_GIVEN INFORMATION_
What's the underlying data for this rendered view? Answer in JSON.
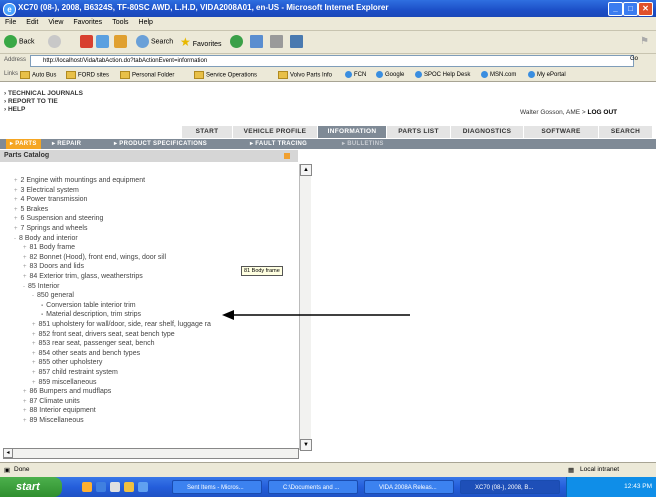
{
  "window": {
    "title": "XC70 (08-), 2008, B6324S, TF-80SC AWD, L.H.D, VIDA2008A01, en-US - Microsoft Internet Explorer"
  },
  "menu": [
    "File",
    "Edit",
    "View",
    "Favorites",
    "Tools",
    "Help"
  ],
  "toolbar": {
    "back": "Back",
    "search": "Search",
    "favorites": "Favorites"
  },
  "address": {
    "label": "Address",
    "url": "http://localhost/Vida/tabAction.do?tabActionEvent=information",
    "go": "Go"
  },
  "links": {
    "label": "Links",
    "items": [
      "Auto Bus",
      "FORD sites",
      "Personal Folder",
      "Service Operations",
      "Volvo Parts Info",
      "FCN",
      "Google",
      "SPOC Help Desk",
      "MSN.com",
      "My ePortal"
    ]
  },
  "top_links": [
    "TECHNICAL JOURNALS",
    "REPORT TO TIE",
    "HELP"
  ],
  "user": {
    "name": "Walter Gosson, AME",
    "separator": ">",
    "logout": "LOG OUT"
  },
  "tabs": [
    "START",
    "VEHICLE PROFILE",
    "INFORMATION",
    "PARTS LIST",
    "DIAGNOSTICS",
    "SOFTWARE",
    "SEARCH"
  ],
  "active_tab": "INFORMATION",
  "subtabs": [
    "PARTS",
    "REPAIR",
    "PRODUCT SPECIFICATIONS",
    "FAULT TRACING",
    "BULLETINS"
  ],
  "panel": {
    "title": "Parts Catalog"
  },
  "tree": [
    {
      "label": "2 Engine with mountings and equipment",
      "toggle": "+"
    },
    {
      "label": "3 Electrical system",
      "toggle": "+"
    },
    {
      "label": "4 Power transmission",
      "toggle": "+"
    },
    {
      "label": "5 Brakes",
      "toggle": "+"
    },
    {
      "label": "6 Suspension and steering",
      "toggle": "+"
    },
    {
      "label": "7 Springs and wheels",
      "toggle": "+"
    },
    {
      "label": "8 Body and interior",
      "toggle": "-"
    },
    {
      "label": "81 Body frame",
      "toggle": "+"
    },
    {
      "label": "82 Bonnet (Hood), front end, wings, door sill",
      "toggle": "+"
    },
    {
      "label": "83 Doors and lids",
      "toggle": "+"
    },
    {
      "label": "84 Exterior trim, glass, weatherstrips",
      "toggle": "+"
    },
    {
      "label": "85 Interior",
      "toggle": "-"
    },
    {
      "label": "850 general",
      "toggle": "-"
    },
    {
      "label": "Conversion table interior trim",
      "toggle": "▪"
    },
    {
      "label": "Material description, trim strips",
      "toggle": "▪"
    },
    {
      "label": "851 upholstery for wall/door, side, rear shelf, luggage ra",
      "toggle": "+"
    },
    {
      "label": "852 front seat, drivers seat, seat bench type",
      "toggle": "+"
    },
    {
      "label": "853 rear seat, passenger seat, bench",
      "toggle": "+"
    },
    {
      "label": "854 other seats and bench types",
      "toggle": "+"
    },
    {
      "label": "855 other upholstery",
      "toggle": "+"
    },
    {
      "label": "857 child restraint system",
      "toggle": "+"
    },
    {
      "label": "859 miscellaneous",
      "toggle": "+"
    },
    {
      "label": "86 Bumpers and mudflaps",
      "toggle": "+"
    },
    {
      "label": "87 Climate units",
      "toggle": "+"
    },
    {
      "label": "88 Interior equipment",
      "toggle": "+"
    },
    {
      "label": "89 Miscellaneous",
      "toggle": "+"
    }
  ],
  "tooltip": "81 Body frame",
  "status": {
    "text": "Done",
    "zone": "Local intranet"
  },
  "taskbar": {
    "start": "start",
    "tasks": [
      "Sent Items - Micros...",
      "C:\\Documents and ...",
      "VIDA 2008A Releas...",
      "XC70 (08-), 2008, B..."
    ],
    "clock": "12:43 PM"
  }
}
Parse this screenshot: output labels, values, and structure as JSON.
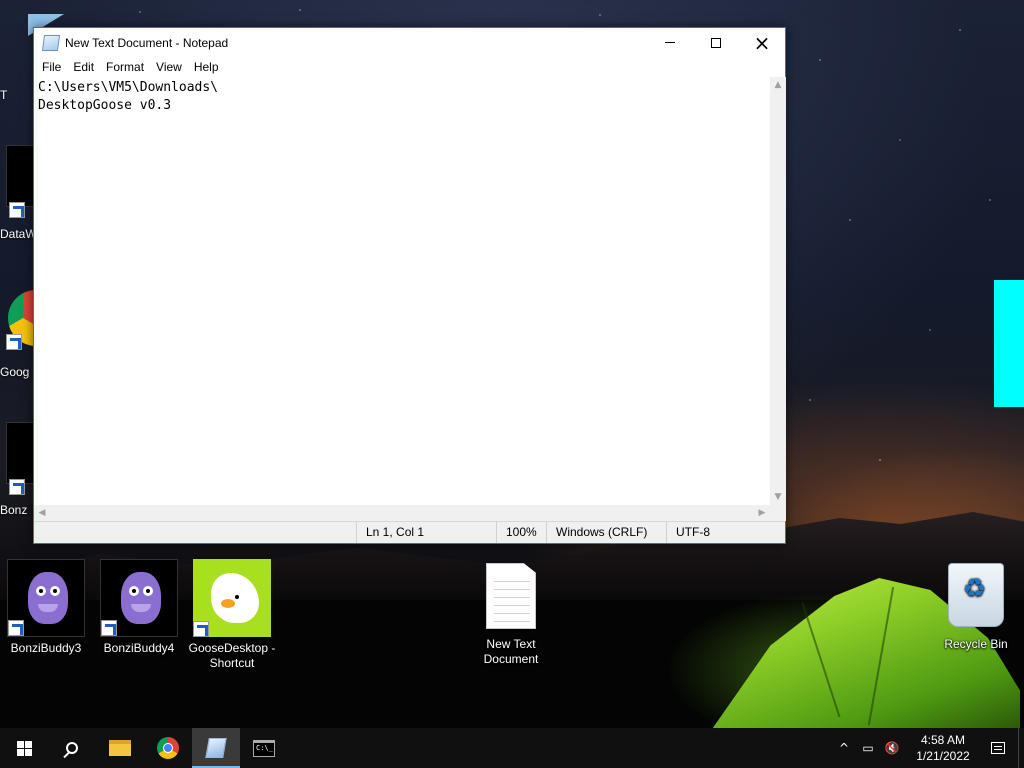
{
  "desktop": {
    "left_partial_labels": [
      "T",
      "DataW",
      "Goog",
      "Bonz"
    ],
    "icons": [
      {
        "label": "BonziBuddy3",
        "icon": "bonzibuddy-icon"
      },
      {
        "label": "BonziBuddy4",
        "icon": "bonzibuddy-icon"
      },
      {
        "label": "GooseDesktop - Shortcut",
        "icon": "goose-icon"
      },
      {
        "label": "New Text Document",
        "icon": "text-document-icon"
      },
      {
        "label": "Recycle Bin",
        "icon": "recycle-bin-icon"
      }
    ],
    "accent_cyan": "#00ffff"
  },
  "window": {
    "title": "New Text Document - Notepad",
    "controls": {
      "minimize": "minimize-icon",
      "maximize": "maximize-icon",
      "close": "×"
    },
    "menu": [
      "File",
      "Edit",
      "Format",
      "View",
      "Help"
    ],
    "content_lines": [
      "C:\\Users\\VM5\\Downloads\\",
      "DesktopGoose v0.3"
    ],
    "status": {
      "position": "Ln 1, Col 1",
      "zoom": "100%",
      "line_ending": "Windows (CRLF)",
      "encoding": "UTF-8"
    }
  },
  "taskbar": {
    "apps": [
      "start-icon",
      "search-icon",
      "file-explorer-icon",
      "chrome-icon",
      "notepad-icon",
      "command-prompt-icon"
    ],
    "active_app": "notepad-icon",
    "tray": {
      "chevron": "^",
      "time": "4:58 AM",
      "date": "1/21/2022"
    }
  }
}
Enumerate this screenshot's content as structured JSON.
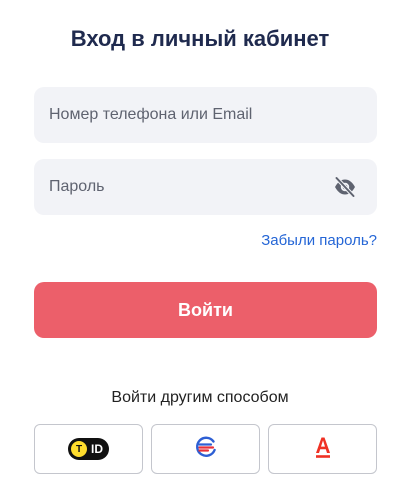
{
  "login": {
    "title": "Вход в личный кабинет",
    "login_field": {
      "placeholder": "Номер телефона или Email",
      "value": ""
    },
    "password_field": {
      "placeholder": "Пароль",
      "value": "",
      "toggle_icon": "eye-off-icon"
    },
    "forgot_link": "Забыли пароль?",
    "submit_label": "Войти",
    "alt_login_title": "Войти другим способом",
    "providers": [
      {
        "name": "tinkoff-id",
        "icon": "tinkoff-id-logo",
        "label": "ID",
        "badge_letter": "T"
      },
      {
        "name": "sber",
        "icon": "sber-id-logo"
      },
      {
        "name": "alfa",
        "icon": "alfa-logo"
      }
    ]
  },
  "colors": {
    "title": "#1f2a4e",
    "field_bg": "#f2f3f7",
    "link": "#2566d6",
    "primary": "#ec5f6a",
    "border": "#c4c6cd",
    "alfa_red": "#ef3124",
    "sber_blue": "#2d5fd4",
    "sber_red": "#e8303a"
  }
}
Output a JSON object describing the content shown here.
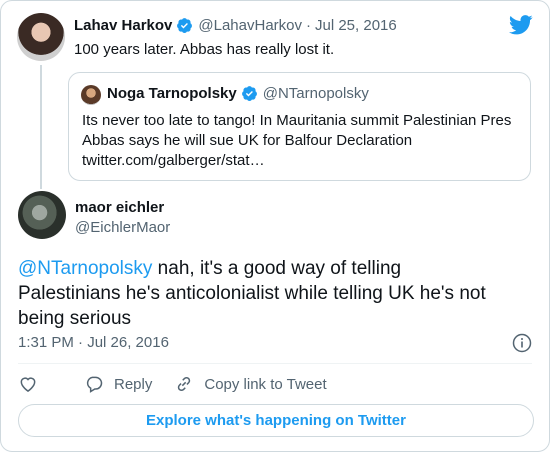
{
  "parent_tweet": {
    "name": "Lahav Harkov",
    "handle": "@LahavHarkov",
    "separator": "·",
    "date": "Jul 25, 2016",
    "text": "100 years later. Abbas has really lost it."
  },
  "quoted_tweet": {
    "name": "Noga Tarnopolsky",
    "handle": "@NTarnopolsky",
    "line1": "Its never too late to tango! In Mauritania summit Palestinian Pres",
    "line2": "Abbas says he will sue UK for Balfour Declaration",
    "line3": "twitter.com/galberger/stat…"
  },
  "main_tweet": {
    "name": "maor eichler",
    "handle": "@EichlerMaor",
    "mention": "@NTarnopolsky",
    "text_part1": " nah, it's a good way of telling",
    "text_line2": "Palestinians he's anticolonialist while telling UK he's not",
    "text_line3": "being serious",
    "timestamp": "1:31 PM · Jul 26, 2016"
  },
  "actions": {
    "reply_label": "Reply",
    "copy_label": "Copy link to Tweet"
  },
  "explore_label": "Explore what's happening on Twitter",
  "colors": {
    "accent": "#1d9bf0",
    "muted": "#536471",
    "border": "#cfd9de"
  },
  "icons": [
    "twitter-bird-icon",
    "verified-badge-icon",
    "info-icon",
    "heart-icon",
    "reply-icon",
    "link-icon"
  ]
}
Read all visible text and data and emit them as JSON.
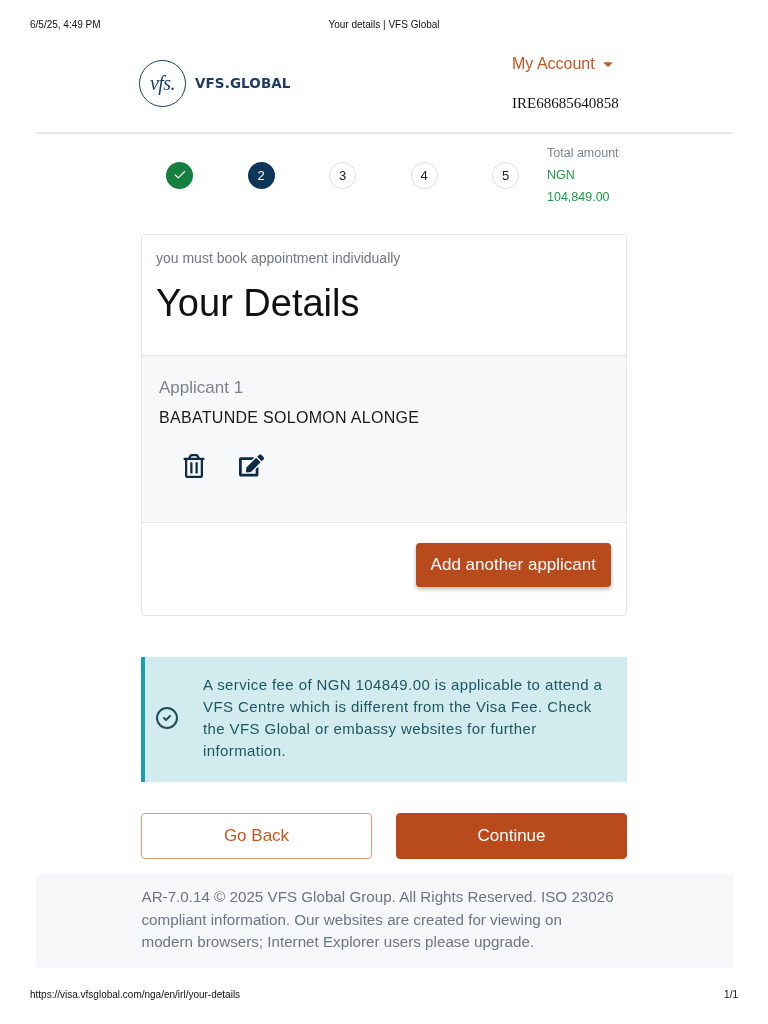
{
  "print_header": {
    "date": "6/5/25, 4:49 PM",
    "title": "Your details | VFS Global"
  },
  "header": {
    "logo_mark": "vfs.",
    "logo_name": "VFS.GLOBAL",
    "account_menu": "My Account",
    "reference": "IRE68685640858"
  },
  "stepper": {
    "steps": [
      {
        "kind": "done"
      },
      {
        "kind": "current",
        "number": "2"
      },
      {
        "kind": "pending",
        "number": "3"
      },
      {
        "kind": "pending",
        "number": "4"
      },
      {
        "kind": "pending",
        "number": "5"
      }
    ],
    "total": {
      "label": "Total amount",
      "currency": "NGN",
      "amount": "104,849.00"
    }
  },
  "card": {
    "note": "you must book appointment individually",
    "title": "Your Details",
    "applicants": [
      {
        "label": "Applicant 1",
        "name": "BABATUNDE SOLOMON ALONGE"
      }
    ],
    "add_button": "Add another applicant"
  },
  "alert": {
    "text": "A service fee of NGN 104849.00 is applicable to attend a VFS Centre which is different from the Visa Fee. Check the VFS Global or embassy websites for further information."
  },
  "actions": [
    {
      "label": "Go Back",
      "kind": "secondary"
    },
    {
      "label": "Continue",
      "kind": "primary"
    }
  ],
  "footer": {
    "text": "AR-7.0.14 © 2025 VFS Global Group. All Rights Reserved. ISO 23026 compliant information. Our websites are created for viewing on modern browsers; Internet Explorer users please upgrade."
  },
  "print_footer": {
    "url": "https://visa.vfsglobal.com/nga/en/irl/your-details",
    "page": "1/1"
  }
}
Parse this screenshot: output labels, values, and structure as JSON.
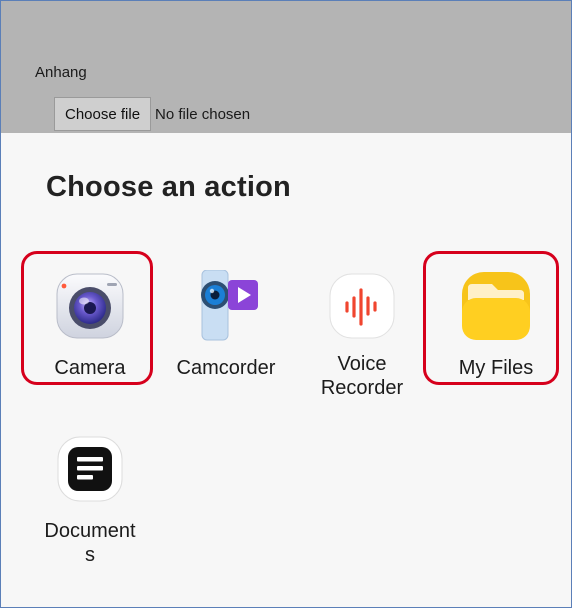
{
  "form": {
    "attachment_label": "Anhang",
    "choose_file_label": "Choose file",
    "file_status": "No file chosen"
  },
  "sheet": {
    "title": "Choose an action",
    "apps": [
      {
        "label": "Camera",
        "icon": "camera-icon",
        "highlighted": true
      },
      {
        "label": "Camcorder",
        "icon": "camcorder-icon",
        "highlighted": false
      },
      {
        "label": "Voice\nRecorder",
        "icon": "voice-recorder-icon",
        "highlighted": false
      },
      {
        "label": "My Files",
        "icon": "folder-icon",
        "highlighted": true
      },
      {
        "label": "Document\ns",
        "icon": "documents-icon",
        "highlighted": false
      }
    ]
  },
  "colors": {
    "highlight": "#d6001c",
    "sheet_background": "#f7f7f7",
    "dim_overlay": "#b4b4b4"
  }
}
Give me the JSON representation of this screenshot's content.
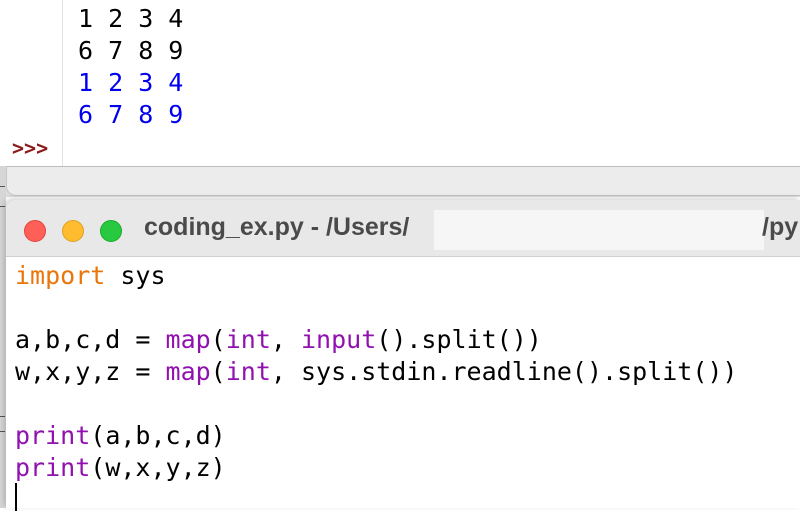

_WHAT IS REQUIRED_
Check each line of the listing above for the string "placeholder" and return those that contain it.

_REPLY_
      "placeholder": "Номер телефона или Email",
      "placeholder": "Пароль",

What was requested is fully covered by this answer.